The crucible of cultures molded Byzantine artists. The mediums they chose and how they represented the narratives and subjects they revered was guided by Byzantium’s neighbors and predecessors. For example, the Acheiropoietic, meaning "made without hands," was inspired by Greek and Roman portrait panels via choosing to depict important or divine people and in such small-scale forms. The coffin paintings of the Byzantium period greatly resemble sarcophagi imagery from Egyptian tombs. The shape of the paintings and stylized features, though not always used in the same location, exhibit many similar characteristics. While not identical copies, Byzantium works pull from civilizations before and around them to create their own distinctive flair.

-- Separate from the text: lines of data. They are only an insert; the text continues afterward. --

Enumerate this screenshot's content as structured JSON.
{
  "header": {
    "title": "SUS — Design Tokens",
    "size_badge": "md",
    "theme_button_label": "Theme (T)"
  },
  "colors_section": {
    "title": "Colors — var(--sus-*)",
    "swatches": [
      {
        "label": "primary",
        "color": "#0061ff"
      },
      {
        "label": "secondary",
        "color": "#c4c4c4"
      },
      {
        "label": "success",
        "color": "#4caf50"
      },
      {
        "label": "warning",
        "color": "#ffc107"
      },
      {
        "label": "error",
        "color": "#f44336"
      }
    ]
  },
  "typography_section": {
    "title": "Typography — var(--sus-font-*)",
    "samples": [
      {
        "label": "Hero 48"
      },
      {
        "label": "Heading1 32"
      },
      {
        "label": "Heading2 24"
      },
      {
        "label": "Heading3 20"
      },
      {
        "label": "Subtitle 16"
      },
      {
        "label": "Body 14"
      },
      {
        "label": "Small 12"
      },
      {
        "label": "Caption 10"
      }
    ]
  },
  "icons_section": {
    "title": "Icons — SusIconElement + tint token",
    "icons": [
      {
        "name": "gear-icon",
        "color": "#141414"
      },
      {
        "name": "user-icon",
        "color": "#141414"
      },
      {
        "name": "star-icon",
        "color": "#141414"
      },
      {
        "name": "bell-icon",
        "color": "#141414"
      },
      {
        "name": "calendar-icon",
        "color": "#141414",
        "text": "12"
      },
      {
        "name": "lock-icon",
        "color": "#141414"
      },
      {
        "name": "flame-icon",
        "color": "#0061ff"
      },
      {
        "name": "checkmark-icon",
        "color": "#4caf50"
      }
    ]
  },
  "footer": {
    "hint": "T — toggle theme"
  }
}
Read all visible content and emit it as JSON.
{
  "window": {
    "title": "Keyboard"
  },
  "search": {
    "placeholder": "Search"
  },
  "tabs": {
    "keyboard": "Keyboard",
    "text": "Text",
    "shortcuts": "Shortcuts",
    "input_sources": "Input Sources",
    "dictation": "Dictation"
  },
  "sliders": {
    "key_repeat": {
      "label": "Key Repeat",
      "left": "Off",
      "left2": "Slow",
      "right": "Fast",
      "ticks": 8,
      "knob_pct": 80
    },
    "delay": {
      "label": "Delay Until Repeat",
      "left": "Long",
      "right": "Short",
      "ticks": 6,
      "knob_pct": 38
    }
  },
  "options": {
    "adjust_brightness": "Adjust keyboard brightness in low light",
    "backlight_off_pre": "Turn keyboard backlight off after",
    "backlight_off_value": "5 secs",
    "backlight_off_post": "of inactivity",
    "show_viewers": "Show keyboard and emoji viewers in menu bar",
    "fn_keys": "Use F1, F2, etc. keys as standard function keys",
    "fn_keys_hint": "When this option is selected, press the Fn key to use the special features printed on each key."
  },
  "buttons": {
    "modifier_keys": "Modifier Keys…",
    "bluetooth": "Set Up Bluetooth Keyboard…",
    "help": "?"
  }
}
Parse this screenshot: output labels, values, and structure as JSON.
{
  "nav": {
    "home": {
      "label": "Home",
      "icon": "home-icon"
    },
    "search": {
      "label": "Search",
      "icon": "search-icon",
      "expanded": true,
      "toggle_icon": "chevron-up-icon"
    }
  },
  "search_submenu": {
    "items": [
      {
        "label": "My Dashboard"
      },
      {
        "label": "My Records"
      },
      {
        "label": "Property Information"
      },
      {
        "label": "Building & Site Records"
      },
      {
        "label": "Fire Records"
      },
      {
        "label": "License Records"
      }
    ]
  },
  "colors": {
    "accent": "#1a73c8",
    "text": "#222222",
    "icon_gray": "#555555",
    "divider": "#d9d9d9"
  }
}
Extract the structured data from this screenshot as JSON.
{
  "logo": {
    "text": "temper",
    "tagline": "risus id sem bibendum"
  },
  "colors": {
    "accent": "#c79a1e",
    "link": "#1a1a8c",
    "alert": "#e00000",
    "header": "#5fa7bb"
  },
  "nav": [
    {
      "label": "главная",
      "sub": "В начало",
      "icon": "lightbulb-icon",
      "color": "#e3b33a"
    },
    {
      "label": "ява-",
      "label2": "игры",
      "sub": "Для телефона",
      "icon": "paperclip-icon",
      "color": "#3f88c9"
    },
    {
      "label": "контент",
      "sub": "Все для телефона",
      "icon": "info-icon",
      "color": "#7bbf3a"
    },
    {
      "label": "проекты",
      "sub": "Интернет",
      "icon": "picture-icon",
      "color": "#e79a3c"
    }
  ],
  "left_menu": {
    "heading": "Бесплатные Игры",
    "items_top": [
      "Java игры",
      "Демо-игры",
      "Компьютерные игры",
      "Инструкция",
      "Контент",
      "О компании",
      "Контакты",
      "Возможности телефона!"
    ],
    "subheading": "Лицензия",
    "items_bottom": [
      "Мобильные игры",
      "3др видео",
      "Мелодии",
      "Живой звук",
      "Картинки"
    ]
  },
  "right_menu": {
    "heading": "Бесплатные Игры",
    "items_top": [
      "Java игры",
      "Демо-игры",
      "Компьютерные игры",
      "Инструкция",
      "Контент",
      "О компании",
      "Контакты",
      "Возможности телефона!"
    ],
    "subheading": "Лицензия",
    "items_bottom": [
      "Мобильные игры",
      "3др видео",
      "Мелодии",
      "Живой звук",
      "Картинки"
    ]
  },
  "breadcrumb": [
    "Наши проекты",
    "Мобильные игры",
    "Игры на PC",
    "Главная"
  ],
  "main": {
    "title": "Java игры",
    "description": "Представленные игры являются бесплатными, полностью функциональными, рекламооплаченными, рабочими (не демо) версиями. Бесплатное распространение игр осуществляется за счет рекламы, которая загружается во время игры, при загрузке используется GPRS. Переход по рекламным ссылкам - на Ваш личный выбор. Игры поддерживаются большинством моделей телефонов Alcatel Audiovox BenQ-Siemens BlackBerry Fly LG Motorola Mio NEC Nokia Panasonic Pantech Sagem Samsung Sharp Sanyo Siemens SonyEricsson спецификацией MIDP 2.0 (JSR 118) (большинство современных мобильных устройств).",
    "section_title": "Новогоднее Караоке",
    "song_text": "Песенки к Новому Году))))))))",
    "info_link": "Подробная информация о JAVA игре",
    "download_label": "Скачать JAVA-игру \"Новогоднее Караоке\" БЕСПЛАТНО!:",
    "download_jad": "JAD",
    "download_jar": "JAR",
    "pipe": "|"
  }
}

This melting pot of styles and ideas was also affected by the materials they were able to acquire. As trade became more established and widespread there was a noticeable development in the variety of goods available in the Byzantine Empire. One of those materials they obtained through trade was silk. It quickly became indicative of luxury and was highly coveted. The lack of amount circulating in society, as well as a lack of people with the knowledge to make it, elevated its status as a luxury good afforded by only the rich and higher-class members. 

The Byzantine Empire, stealing silkworm eggs from China, started their own production of silks that would be highly valuable, introducing the idea of a five-color silk. Other trade items include spices, incense and ostraka, pottery shards with writing, often in Greek. These goods would be traded along the Silk Road or by ships entering through the Red Sea. Marketplaces would be constructed in major cities such as the ancient city of Tedmor, modern day Syria, or Constantinople which would allow these merchants to pass along their goods and partake in the old art of trading. Merchants from places such as Egypt, Italy, the Middle East, and Turkey, all countries that coincide along the Mediterranean Sea would enter in this activity, spreading and exchanging their culture and textiles which would influence how the Byzantine Empire would produce their art, ‘borrowing’ many different aspects of different cultures to mold into their own.